▶ **Exercise objective**
Every line of the entries that holds the word "Execution" is to be copied.

[Collected data entries]
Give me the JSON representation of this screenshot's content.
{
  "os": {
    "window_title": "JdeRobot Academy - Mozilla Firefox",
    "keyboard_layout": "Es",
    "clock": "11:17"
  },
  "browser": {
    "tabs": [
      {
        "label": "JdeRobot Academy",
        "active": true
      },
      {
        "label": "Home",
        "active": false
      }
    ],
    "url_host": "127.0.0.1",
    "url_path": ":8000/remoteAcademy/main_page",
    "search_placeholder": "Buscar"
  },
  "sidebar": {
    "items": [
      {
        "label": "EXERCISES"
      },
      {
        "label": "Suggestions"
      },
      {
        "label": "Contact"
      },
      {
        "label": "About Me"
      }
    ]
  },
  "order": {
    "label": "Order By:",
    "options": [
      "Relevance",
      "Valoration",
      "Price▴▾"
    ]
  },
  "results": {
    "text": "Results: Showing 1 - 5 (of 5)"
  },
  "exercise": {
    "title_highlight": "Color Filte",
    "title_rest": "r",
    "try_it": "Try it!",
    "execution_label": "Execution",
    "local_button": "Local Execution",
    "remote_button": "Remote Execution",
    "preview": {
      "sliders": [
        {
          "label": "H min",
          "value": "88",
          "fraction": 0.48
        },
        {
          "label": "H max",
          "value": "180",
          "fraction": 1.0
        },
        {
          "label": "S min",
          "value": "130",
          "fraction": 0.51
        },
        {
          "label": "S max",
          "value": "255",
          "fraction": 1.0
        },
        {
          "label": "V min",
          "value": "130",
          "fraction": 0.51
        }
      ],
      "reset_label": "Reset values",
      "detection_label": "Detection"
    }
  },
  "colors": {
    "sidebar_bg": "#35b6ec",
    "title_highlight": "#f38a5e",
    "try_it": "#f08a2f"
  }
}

▶ **Solution**
    "execution_label": "Execution",
    "local_button": "Local Execution",
    "remote_button": "Remote Execution",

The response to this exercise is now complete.